    realise this is an old post but thought I’d reply anyway. I just found your site today (after typing in “F— Paleo” in Google to see if anything interesting came up) and have been devouring it since (no pun intended ). I “quit” paleo a few weeks ago after eating that way for about 7 months. I was diagnosed with PCOS earlier this year and thought it would cure it. Within 30 days of starting it, (TMI alert…) my previously irregular-but-at-least-present-every-few-weeks period stopped altogether. I feel that bears worth repeating: my cycle completely effing stopped within 30 days of eating paleo. For a woman, if THAT’s not a sign that you’re doing something wrong, then I don’t know what is. However, because by that point I was already brainwashed by dogma I persevered for 7 months with nothing to show for it other than dropping 20 lbs in a month when I was at a perfectly healthy weight to begin with. Oh and I wanted nothing more than to bury my face in a bucket full of macaroni because I was starving. After this restrictive insanity I took a good hard look at my eating/dieting habits over the past 20 years of my life since childhood (the real cause of my PCOS, perhaps?) and realised that this was yet another form of my typical restrictive/reactive eating cycle, maybe in the form of orthorexia this time around.
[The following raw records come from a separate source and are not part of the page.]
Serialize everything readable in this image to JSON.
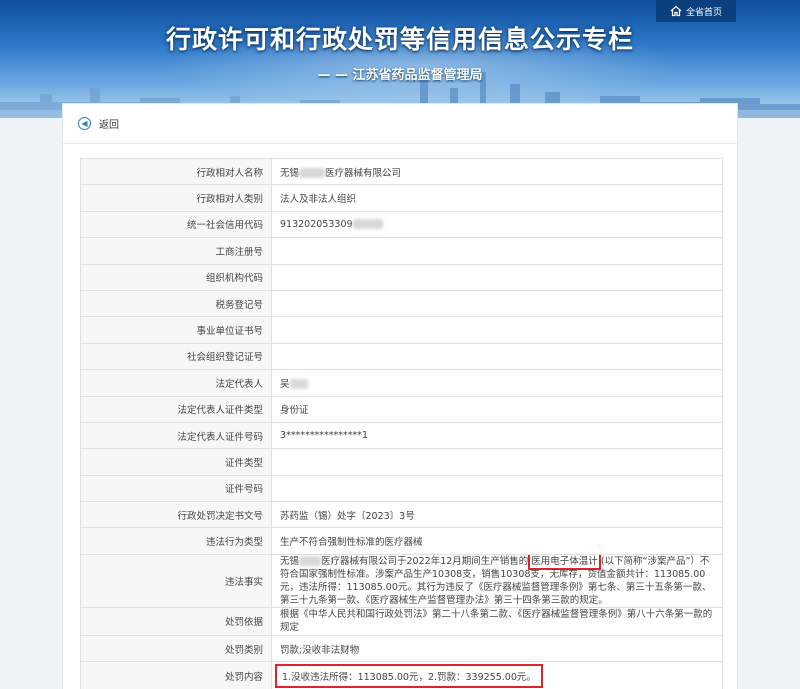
{
  "header": {
    "title": "行政许可和行政处罚等信用信息公示专栏",
    "subtitle": "— — 江苏省药品监督管理局",
    "home_label": "全省首页"
  },
  "back_label": "返回",
  "colors": {
    "banner": "#2c78c8",
    "highlight": "#e0232a"
  },
  "rows": [
    {
      "key": "行政相对人名称",
      "value_pre": "无锡",
      "value_post": "医疗器械有限公司"
    },
    {
      "key": "行政相对人类别",
      "value": "法人及非法人组织"
    },
    {
      "key": "统一社会信用代码",
      "value": "913202053309"
    },
    {
      "key": "工商注册号",
      "value": ""
    },
    {
      "key": "组织机构代码",
      "value": ""
    },
    {
      "key": "税务登记号",
      "value": ""
    },
    {
      "key": "事业单位证书号",
      "value": ""
    },
    {
      "key": "社会组织登记证号",
      "value": ""
    },
    {
      "key": "法定代表人",
      "value": "吴"
    },
    {
      "key": "法定代表人证件类型",
      "value": "身份证"
    },
    {
      "key": "法定代表人证件号码",
      "value": "3****************1"
    },
    {
      "key": "证件类型",
      "value": ""
    },
    {
      "key": "证件号码",
      "value": ""
    },
    {
      "key": "行政处罚决定书文号",
      "value": "苏药监（锡）处字〔2023〕3号"
    },
    {
      "key": "违法行为类型",
      "value": "生产不符合强制性标准的医疗器械"
    },
    {
      "key": "违法事实",
      "value_pre": "无锡",
      "value_a": "医疗器械有限公司于2022年12月期间生产销售的",
      "value_hl": "医用电子体温计",
      "value_b": "(以下简称“涉案产品”）不符合国家强制性标准。涉案产品生产10308支，销售10308支，无库存，货值金额共计：113085.00元，违法所得：113085.00元。其行为违反了《医疗器械监督管理条例》第七条、第三十五条第一款、第三十九条第一款、《医疗器械生产监督管理办法》第三十四条第三款的规定。"
    },
    {
      "key": "处罚依据",
      "value": "根据《中华人民共和国行政处罚法》第二十八条第二款、《医疗器械监督管理条例》第八十六条第一款的规定"
    },
    {
      "key": "处罚类别",
      "value": "罚款;没收非法财物"
    },
    {
      "key": "处罚内容",
      "value": "1.没收违法所得：113085.00元，2.罚款：339255.00元。"
    }
  ]
}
So, I just said “F— it”. I like dairy, I like carbs, I like to bake (and eat it after), I like meat, veggies, fruit, saturated fat…food. I am tired of people telling me what to eat when it hasn’t really helped – if anything it’s just made me more crazy. To sum up, I share your sentiments. Awesome blog!!

  8. Carolina says:

    I haven’t tried paleo, but I’m familiar with the paleo rhetoric from my years in the low carb camp.

    My biggest contention with the whole paleo game is that most of it is invested in replicating a modern diet by means of manipulating “paleo” foods to replicate modern comestibles. Sorry, but there is an inherent hypocrisy in such things as paleo bread, as glaring as the inherent hypocrisy in tofu bacon. Not to mention the fact that combining ingredients indigenous to areas that are thousands of miles away from each other, often in the single dish, totally flies in the face of the “ancestral dietary replication” ideology.

  9. stikom2 says:

    Hi, I never ate Paleo, but I’m from Israel and it has become a bit popular here too. Of course, this diet is a fraud. It’s “a cat in a sac” that some people buy and many will get the terrible chronic diseases. Beware!!!!!
    I read your stories and am happy you stopped eating the Paleo poison!

Comments are closed.